The US Food and Drug Administration is reviewing the data on interactions between clopidogrel and PPIs, but firm recommendations have yet to be made.12 The latest guidelines from the American College of Cardiology and the American College of Gastroenterology recommend that PPIs should be prescribed when there is a clinical indication for them.13
Evidence is emerging of an association between concurrent use of clopidogrel and PPIs and adverse cardiac outcomes, which supports the mechanistic hypothesis that PPI inhibits the bioactivation of clopidogrel. However, the data are conflicting, and it is not clear if there is one PPI that is safer than the others.
On the basis of the data available, use of PPIs should be avoided by patients who are already taking clopidogrel. Histamine2 receptor antagonists should be considered, if appropriate, in lieu of a PPI. If a PPI is absolutely necessary, omeprazole should be avoided, given laboratory and clinical studies that have consistently demonstrated an interaction. Pantoprazole is preferred if a PPI is strongly indicated, based solely on laboratory and mechanistic data. The benefit of spacing the administration of clopidogrel and PPI over time, to minimize the impact of this potential drug interaction, is unclear.
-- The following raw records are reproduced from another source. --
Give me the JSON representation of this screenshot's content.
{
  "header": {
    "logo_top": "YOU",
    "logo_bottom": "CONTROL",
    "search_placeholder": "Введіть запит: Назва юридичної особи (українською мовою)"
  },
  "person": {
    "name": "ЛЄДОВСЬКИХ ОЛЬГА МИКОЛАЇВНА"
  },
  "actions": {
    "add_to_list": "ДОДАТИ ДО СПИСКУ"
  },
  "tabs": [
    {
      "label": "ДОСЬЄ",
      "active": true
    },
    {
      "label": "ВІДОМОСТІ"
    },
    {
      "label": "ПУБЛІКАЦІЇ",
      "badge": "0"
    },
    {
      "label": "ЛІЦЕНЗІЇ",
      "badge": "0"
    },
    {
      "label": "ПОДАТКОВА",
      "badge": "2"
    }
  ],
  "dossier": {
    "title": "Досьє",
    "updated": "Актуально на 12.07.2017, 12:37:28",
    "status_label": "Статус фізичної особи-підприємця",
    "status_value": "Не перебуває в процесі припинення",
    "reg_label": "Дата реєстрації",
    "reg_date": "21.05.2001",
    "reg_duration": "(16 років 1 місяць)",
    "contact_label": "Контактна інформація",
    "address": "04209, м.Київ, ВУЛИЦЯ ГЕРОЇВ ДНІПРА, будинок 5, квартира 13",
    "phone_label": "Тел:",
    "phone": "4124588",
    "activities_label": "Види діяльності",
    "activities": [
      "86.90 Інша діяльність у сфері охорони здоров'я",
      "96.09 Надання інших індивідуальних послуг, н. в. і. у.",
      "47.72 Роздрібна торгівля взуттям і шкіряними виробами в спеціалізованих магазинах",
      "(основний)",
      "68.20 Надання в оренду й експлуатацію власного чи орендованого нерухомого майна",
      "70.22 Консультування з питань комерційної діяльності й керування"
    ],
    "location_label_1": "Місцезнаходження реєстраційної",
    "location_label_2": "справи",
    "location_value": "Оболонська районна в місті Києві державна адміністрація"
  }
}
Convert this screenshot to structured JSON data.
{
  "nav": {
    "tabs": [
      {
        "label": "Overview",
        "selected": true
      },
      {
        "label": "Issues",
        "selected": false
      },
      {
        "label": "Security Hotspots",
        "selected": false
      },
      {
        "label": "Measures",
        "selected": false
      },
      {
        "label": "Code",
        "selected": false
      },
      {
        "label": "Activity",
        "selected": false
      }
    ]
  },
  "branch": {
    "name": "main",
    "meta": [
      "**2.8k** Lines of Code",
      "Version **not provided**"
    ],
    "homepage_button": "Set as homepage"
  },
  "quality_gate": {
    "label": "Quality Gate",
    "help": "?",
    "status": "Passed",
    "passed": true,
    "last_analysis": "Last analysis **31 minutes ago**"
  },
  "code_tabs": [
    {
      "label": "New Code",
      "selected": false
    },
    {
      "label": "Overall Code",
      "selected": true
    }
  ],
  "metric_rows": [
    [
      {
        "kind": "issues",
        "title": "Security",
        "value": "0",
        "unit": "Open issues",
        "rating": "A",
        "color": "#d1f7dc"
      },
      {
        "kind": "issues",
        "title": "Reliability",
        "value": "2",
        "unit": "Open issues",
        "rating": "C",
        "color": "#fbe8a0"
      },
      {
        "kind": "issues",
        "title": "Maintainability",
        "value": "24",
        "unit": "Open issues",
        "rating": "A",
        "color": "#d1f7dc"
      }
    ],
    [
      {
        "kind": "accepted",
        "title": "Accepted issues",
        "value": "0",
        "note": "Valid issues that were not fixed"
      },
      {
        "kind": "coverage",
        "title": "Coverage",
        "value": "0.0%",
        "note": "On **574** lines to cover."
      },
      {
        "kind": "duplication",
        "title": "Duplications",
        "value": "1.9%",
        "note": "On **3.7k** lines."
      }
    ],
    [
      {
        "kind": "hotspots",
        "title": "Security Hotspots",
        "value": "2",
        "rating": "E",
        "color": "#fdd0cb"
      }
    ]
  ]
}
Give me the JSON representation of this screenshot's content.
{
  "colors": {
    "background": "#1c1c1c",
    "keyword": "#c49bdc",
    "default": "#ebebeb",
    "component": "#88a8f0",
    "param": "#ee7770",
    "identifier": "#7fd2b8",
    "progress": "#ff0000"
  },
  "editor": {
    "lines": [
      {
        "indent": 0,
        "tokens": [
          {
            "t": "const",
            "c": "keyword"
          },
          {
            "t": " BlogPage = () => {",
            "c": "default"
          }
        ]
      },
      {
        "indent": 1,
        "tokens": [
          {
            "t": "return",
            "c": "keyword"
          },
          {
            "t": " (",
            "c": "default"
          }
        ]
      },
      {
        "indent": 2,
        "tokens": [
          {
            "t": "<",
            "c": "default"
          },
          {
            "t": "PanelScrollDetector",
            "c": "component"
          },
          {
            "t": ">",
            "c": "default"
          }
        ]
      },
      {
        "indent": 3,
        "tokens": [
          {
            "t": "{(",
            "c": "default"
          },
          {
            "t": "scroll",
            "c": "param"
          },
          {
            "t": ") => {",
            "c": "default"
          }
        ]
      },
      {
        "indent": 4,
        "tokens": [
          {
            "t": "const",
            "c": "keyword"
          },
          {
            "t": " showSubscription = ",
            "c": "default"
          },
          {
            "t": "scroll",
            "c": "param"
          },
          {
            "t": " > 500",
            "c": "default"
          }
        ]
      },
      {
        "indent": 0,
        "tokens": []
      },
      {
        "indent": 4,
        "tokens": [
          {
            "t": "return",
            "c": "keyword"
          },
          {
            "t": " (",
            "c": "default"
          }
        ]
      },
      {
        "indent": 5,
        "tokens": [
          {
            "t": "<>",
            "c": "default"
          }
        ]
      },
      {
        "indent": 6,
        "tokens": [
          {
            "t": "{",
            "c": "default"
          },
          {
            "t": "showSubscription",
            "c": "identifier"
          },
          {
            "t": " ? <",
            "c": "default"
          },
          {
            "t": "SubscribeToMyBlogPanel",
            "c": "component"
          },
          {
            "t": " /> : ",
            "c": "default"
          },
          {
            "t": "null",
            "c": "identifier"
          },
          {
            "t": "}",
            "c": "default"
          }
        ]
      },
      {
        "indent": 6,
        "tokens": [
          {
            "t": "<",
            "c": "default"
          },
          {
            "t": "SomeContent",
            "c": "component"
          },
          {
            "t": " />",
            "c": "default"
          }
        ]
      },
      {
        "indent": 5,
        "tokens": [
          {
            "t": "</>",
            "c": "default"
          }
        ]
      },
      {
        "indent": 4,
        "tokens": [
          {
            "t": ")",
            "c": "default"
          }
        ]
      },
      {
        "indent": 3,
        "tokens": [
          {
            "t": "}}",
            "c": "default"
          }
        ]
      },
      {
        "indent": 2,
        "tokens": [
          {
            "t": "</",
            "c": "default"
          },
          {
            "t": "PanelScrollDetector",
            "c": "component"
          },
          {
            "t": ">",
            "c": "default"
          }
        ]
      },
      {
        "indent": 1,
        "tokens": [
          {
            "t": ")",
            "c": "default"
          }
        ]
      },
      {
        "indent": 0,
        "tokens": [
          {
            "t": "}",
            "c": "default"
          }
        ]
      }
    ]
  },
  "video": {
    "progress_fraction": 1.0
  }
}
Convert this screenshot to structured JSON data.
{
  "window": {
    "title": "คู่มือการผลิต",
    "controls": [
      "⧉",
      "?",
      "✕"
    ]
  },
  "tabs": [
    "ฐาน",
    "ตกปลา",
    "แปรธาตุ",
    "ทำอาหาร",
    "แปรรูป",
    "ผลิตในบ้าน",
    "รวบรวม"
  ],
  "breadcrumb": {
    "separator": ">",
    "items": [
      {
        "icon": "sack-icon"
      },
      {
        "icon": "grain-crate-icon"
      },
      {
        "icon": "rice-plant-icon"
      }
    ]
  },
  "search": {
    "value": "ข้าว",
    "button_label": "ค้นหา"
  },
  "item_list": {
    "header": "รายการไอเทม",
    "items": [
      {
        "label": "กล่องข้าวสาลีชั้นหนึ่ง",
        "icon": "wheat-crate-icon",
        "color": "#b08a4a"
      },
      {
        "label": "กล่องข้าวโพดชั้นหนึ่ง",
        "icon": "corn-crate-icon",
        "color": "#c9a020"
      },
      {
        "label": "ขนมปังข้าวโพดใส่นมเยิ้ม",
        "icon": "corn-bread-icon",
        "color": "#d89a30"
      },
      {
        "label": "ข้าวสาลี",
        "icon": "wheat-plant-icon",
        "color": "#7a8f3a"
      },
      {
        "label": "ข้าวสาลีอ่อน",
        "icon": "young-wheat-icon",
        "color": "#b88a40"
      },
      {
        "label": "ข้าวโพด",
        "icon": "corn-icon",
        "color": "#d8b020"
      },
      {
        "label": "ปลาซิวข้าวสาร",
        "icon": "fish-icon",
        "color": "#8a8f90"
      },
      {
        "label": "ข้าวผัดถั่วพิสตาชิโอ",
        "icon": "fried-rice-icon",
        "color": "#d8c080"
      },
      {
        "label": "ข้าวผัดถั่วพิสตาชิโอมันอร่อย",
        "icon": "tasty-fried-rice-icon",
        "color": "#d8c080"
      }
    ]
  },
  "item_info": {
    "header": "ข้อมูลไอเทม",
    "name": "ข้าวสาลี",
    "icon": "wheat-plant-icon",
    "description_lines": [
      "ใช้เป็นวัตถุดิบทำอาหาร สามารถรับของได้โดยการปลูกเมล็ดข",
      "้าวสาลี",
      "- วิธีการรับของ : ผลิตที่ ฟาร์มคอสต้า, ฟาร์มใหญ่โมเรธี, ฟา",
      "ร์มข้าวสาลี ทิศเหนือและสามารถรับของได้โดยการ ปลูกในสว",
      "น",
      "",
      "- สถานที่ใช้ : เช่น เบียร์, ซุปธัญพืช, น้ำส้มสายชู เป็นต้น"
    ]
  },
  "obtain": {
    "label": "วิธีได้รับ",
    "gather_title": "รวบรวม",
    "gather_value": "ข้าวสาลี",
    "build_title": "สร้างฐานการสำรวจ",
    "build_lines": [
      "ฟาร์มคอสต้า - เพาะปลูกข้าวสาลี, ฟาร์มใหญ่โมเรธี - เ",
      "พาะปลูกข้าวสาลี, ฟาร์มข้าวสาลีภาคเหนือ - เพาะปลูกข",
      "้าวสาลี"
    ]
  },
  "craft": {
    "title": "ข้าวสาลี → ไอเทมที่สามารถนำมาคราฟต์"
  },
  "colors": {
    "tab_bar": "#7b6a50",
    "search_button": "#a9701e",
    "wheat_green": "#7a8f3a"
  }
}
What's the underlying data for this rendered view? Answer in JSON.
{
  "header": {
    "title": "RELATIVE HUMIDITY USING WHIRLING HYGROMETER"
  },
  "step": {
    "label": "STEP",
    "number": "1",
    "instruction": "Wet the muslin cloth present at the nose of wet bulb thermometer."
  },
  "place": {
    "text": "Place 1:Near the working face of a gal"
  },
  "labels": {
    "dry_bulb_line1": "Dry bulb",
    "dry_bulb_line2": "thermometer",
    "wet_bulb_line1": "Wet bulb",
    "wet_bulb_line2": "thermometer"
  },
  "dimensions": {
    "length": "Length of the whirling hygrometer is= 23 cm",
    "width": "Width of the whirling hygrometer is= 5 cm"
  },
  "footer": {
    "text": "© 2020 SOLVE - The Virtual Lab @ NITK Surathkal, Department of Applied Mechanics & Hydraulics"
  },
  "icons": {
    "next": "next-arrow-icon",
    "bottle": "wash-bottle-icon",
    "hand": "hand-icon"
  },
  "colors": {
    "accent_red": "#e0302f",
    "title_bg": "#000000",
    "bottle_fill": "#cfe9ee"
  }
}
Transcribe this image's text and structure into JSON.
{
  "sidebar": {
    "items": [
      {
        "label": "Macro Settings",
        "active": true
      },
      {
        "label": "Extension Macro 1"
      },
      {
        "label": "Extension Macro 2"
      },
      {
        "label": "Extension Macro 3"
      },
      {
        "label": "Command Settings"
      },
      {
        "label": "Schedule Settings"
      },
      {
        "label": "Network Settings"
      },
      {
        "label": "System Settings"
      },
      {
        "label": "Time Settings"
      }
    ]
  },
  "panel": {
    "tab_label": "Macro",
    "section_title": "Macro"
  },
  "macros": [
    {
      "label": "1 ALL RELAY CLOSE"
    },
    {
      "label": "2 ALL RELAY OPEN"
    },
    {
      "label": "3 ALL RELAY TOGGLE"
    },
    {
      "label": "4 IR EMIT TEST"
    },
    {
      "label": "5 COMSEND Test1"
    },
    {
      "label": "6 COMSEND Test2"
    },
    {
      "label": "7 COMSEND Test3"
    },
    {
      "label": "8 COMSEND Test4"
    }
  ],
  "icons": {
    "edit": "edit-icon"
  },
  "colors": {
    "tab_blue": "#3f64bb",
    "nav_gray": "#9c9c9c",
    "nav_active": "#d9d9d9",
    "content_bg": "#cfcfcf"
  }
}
Other review articles that have recently been published on this drug–drug interaction14,15 confirm that the literature about this particular interaction is constantly evolving. These review articles reached a similar overall conclusion as did the authors of the current review: that concomitant administration of clopidogrel and PPIs should be avoided because of a purported drug–drug interaction. The reviews differed slightly in their recommendation as to whether one particular PPI is safe for use with clopidogrel, because of differing interpretations of subgroup analyses of the published studies included in the reviews and differing relative emphasis on laboratory and clinical results. Interestingly, more recent evidence from prospective randomized trials suggests no clinically significant drug–drug interaction between clopidogrel and PPIs at all.16,17 The results of these 2 prospective studies are not covered in the current review, because the current article was already in production at the time these 2 trials were published. The evidence for the drug interaction between clopidogrel and PPIs continues to evolve, and health care professionals must remain alert to further evidence as it arises.